While policymakers have often grappled with theories of increasing domestic savings, little has been done to sensitise the public on the considerations in prudent savings.
It is important to appreciate that a holistic approach in addressing challenges associated with lack of or minimal savings is required for a complete change in mindset as low income levels can never be a justification for lack of savings.
First, it is important to answer the simple question, why we should save in the first place. The underlying reason is financial and social security in the event of change in circumstances.
Both social and economic circumstances will always change during lifetime owing to one losing income as a result of poor health, or leaving employment due to retrenchment, dismissal or retirement.
The reality is that one still has income needs irrespective of change in circumstances and the reason for saving is to build a nest for that eventuality.
An important consideration is determining the adequacy of the savings. How do you know whether the savings are enough or not. The guiding principle is assessing your current income against future income needs should circumstances change.
The relationship between current income and the anticipated income should circumstances change is referred to as income replacement ratio.
For instance, if one is earning Frw1,000,000 per month from employment, if the same person was to leave employment for any reason, what proportion of that amount can the person get from savings and investments.
If such a person is able to get Frw400,000, then that is forty per cent (40%) replacement. The same percentage would apply to one who had Frw100,000 but is able to replace Frw40,000.
The higher the percentage, the better the replacement ratio which means that ones’ life does not change drastically in that event. This also means that irrespective of the income levels, the underlying factor is the replacement ratio and not absolute income.
As a guide, the first step is to build an emergency fund up to reasonable limits. This will caution you from unexpected expenditures which tend to weigh down on financial planning’ thereby resulting in long term debts.
Building such a fund like any savings requires discipline and the funds should be in cash or near cash instruments. Remember the earlier you start any savings the less pressure you have in building up reasonable savings.
The main objective of an emergency fund is short-term insurance against unforeseen expenditure needs.
After building an emergency fund, the next step is to come up with long-term investment objectives. In doing this, several factors must be considered; namely age, type and available investment opportunities amongst others.
Age is important because it determines the investment horizon or the duration within which you have to invest any asset. This is significant as various investments have different degrees of risks and returns. For instance, the return on equities or shares will vary significantly from fixed income securities like government bonds or bills.
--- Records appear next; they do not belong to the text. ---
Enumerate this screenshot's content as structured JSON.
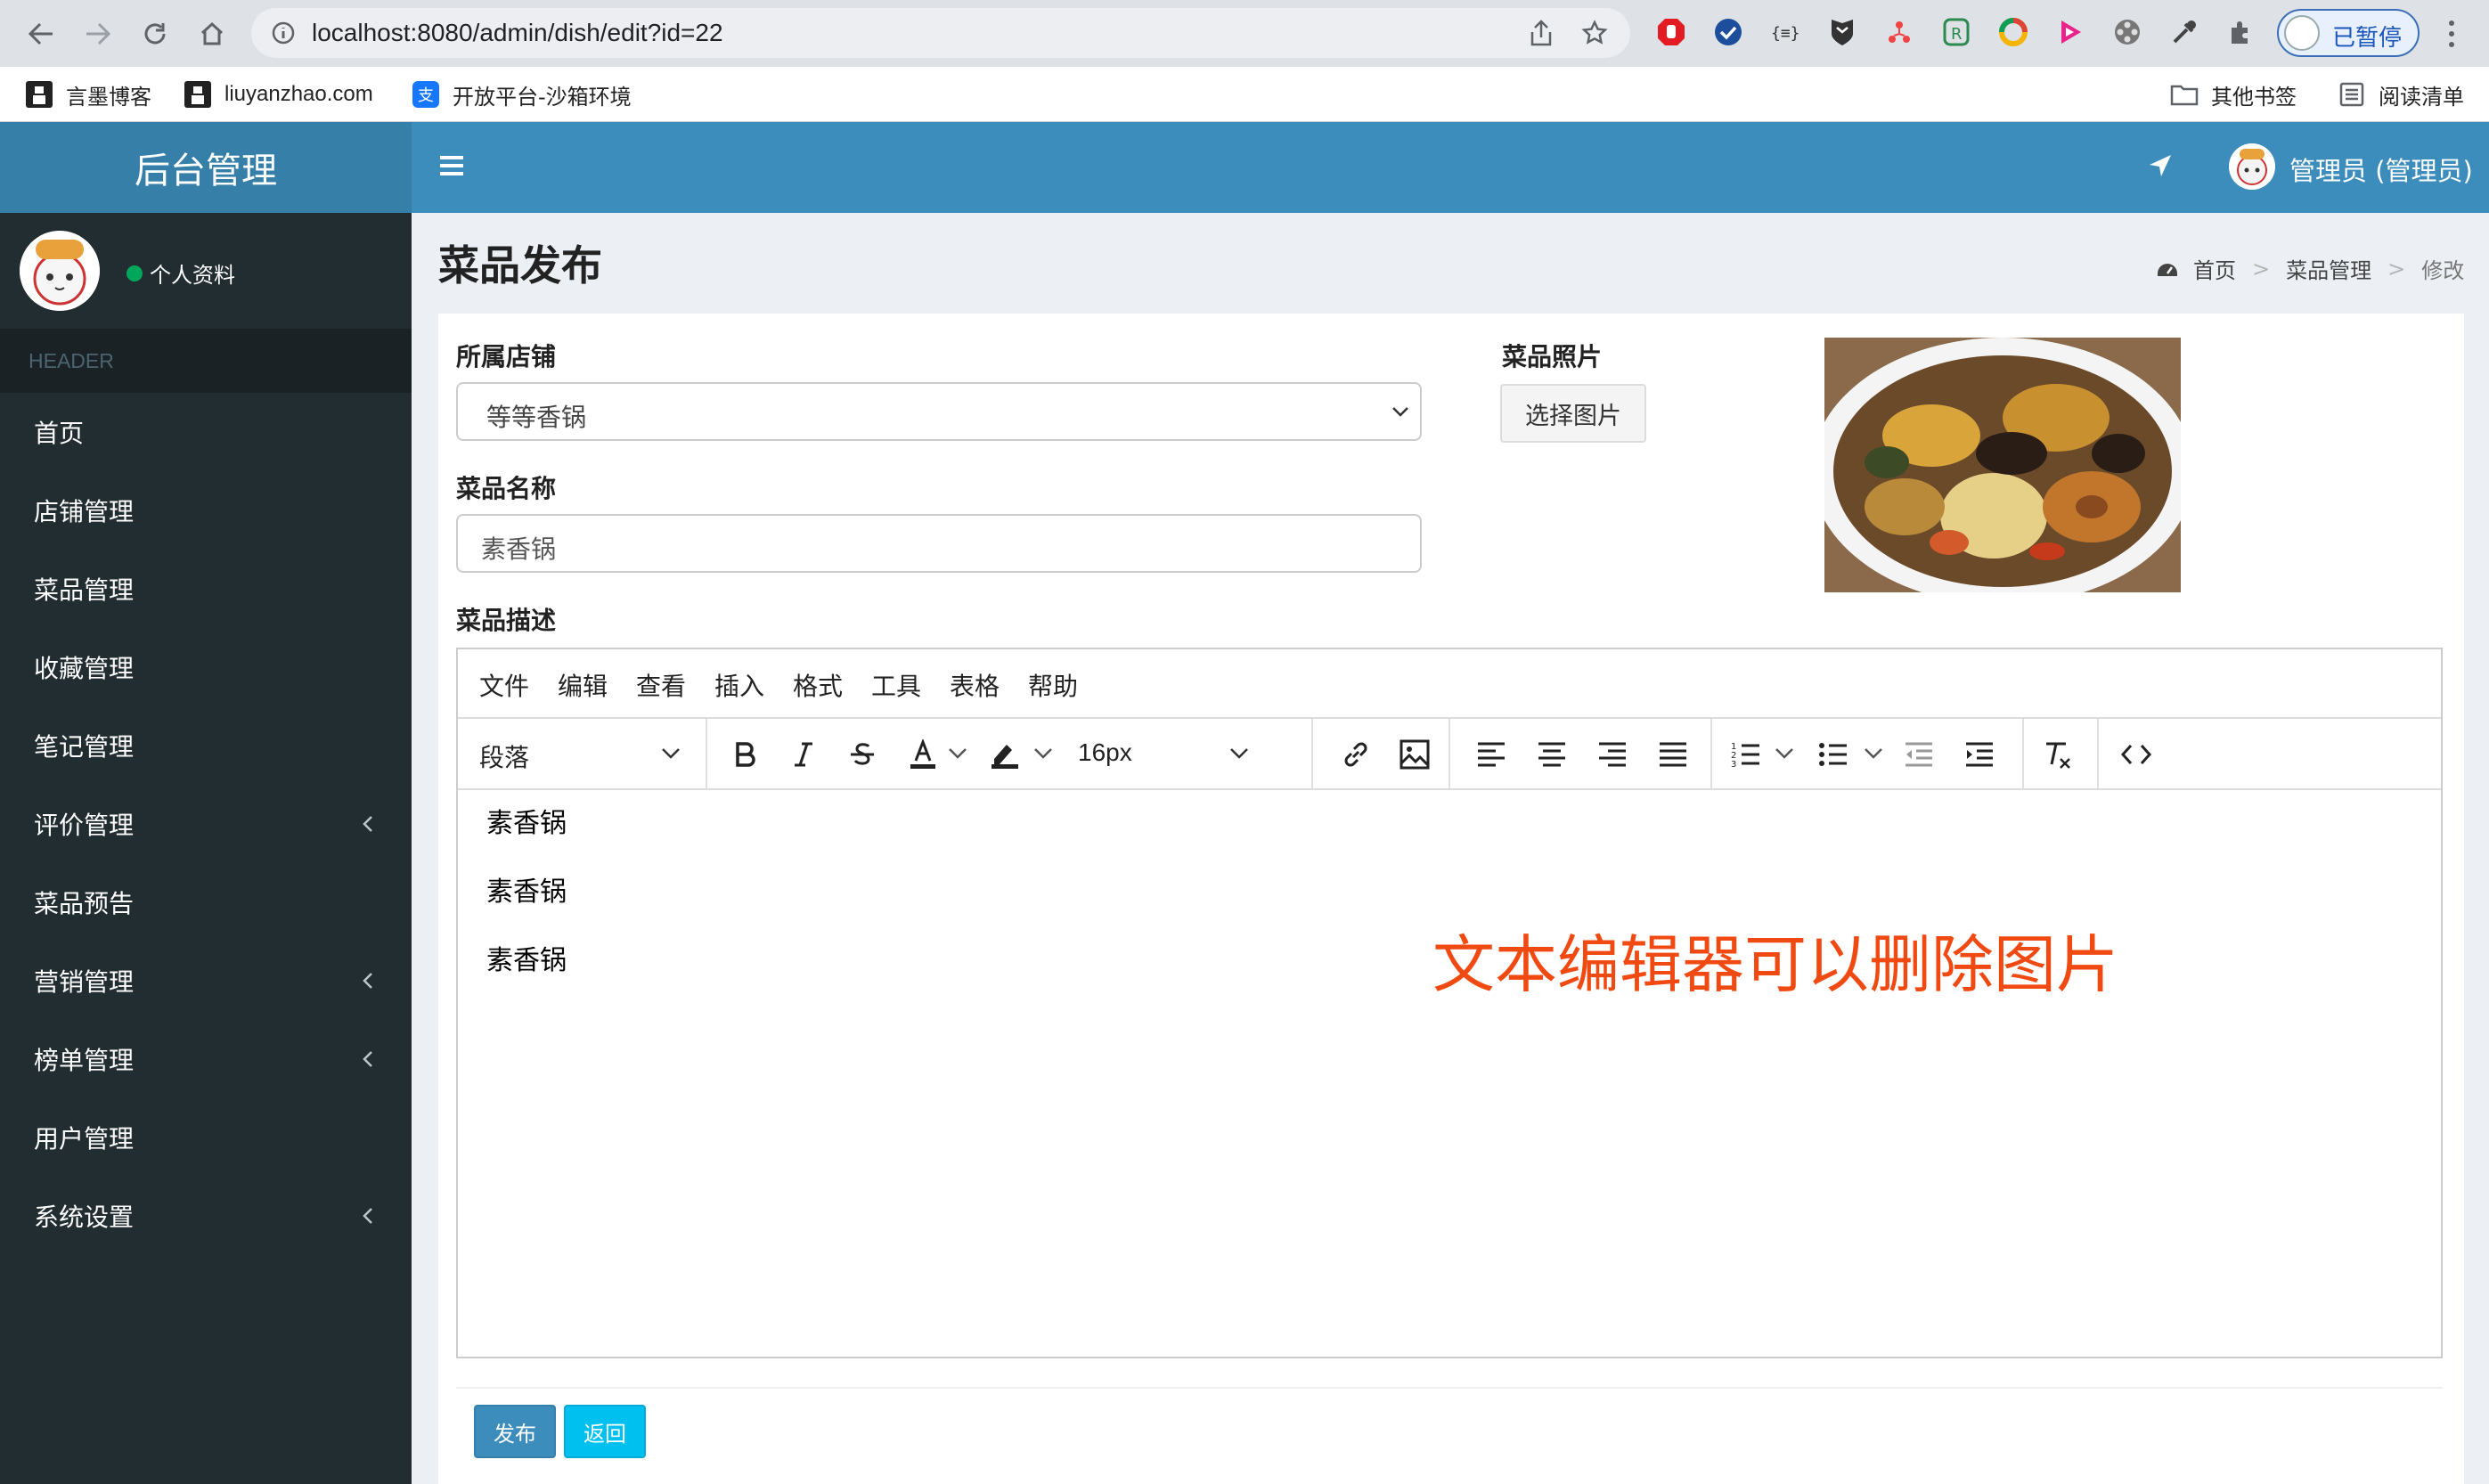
{
  "browser": {
    "url": "localhost:8080/admin/dish/edit?id=22",
    "profile_label": "已暂停",
    "bookmarks": [
      "言墨博客",
      "liuyanzhao.com",
      "开放平台-沙箱环境"
    ],
    "bookmarks_right": [
      "其他书签",
      "阅读清单"
    ]
  },
  "app": {
    "logo": "后台管理",
    "user_name": "管理员 (管理员)"
  },
  "sidebar": {
    "status": "个人资料",
    "header": "HEADER",
    "items": [
      {
        "label": "首页"
      },
      {
        "label": "店铺管理"
      },
      {
        "label": "菜品管理"
      },
      {
        "label": "收藏管理"
      },
      {
        "label": "笔记管理"
      },
      {
        "label": "评价管理"
      },
      {
        "label": "菜品预告"
      },
      {
        "label": "营销管理"
      },
      {
        "label": "榜单管理"
      },
      {
        "label": "用户管理"
      },
      {
        "label": "系统设置"
      }
    ]
  },
  "page": {
    "title": "菜品发布",
    "breadcrumb": [
      "首页",
      "菜品管理",
      "修改"
    ]
  },
  "form": {
    "shop_label": "所属店铺",
    "shop_value": "等等香锅",
    "name_label": "菜品名称",
    "name_value": "素香锅",
    "photo_label": "菜品照片",
    "choose_button": "选择图片",
    "desc_label": "菜品描述"
  },
  "editor": {
    "menus": [
      "文件",
      "编辑",
      "查看",
      "插入",
      "格式",
      "工具",
      "表格",
      "帮助"
    ],
    "block_format": "段落",
    "font_size": "16px",
    "paragraphs": [
      "素香锅",
      "素香锅",
      "素香锅"
    ],
    "annotation": "文本编辑器可以删除图片"
  },
  "buttons": {
    "publish": "发布",
    "back": "返回"
  },
  "colors": {
    "header_blue": "#3c8dbc",
    "logo_blue": "#367fa9",
    "sidebar_dark": "#222d32",
    "annotation": "#f04a12",
    "info_button": "#00c0ef"
  }
}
The investment horizon also determines the ideal investments. If you have a short term to invest then it is not prudent to invest in asset classes that are very volatile like shares and property as you may lose a substantial portion due to market volatility which is inevitable in any assets class.
Risk appetite is determined by age and the younger you are, the higher level of risk you should be able to take, noting that the higher the risk the higher the return. As one grows old, the risk appetite should diminish nearly to zero at retirement age.
This is because a young person has time to recoup any losses whereas an older person would not have such a time if he or she lost out on investments. Accordingly, investment options vary depending on age.
While it is true that diversification or putting your eggs in different baskets mitigates risk, it is notable that the proportion or exposure to certain asset classes should be recommended based on age of the investor.
The next step is to determine the asset classes and the proportion of allocation to each asset class. There are direct and indirect investments. Indirect investments are where you put your assets in instruments that promise you a return without involving yourself in management of the same investments.
Examples include buying of shares at Rwanda Stock Exchange, placing a fixed deposit with financial institutions or purchasing Government of Rwanda Treasury Bonds and Bills, buying units at National Investment Trust (NIT), amongst others.
On the other hand, direct investment refers to setting up own business like venturing into transport business, retail, wholesale, amongst others. Direct investments may not be visible for employed people due to time constraints.
The writer is a Pension and Investment Consultant.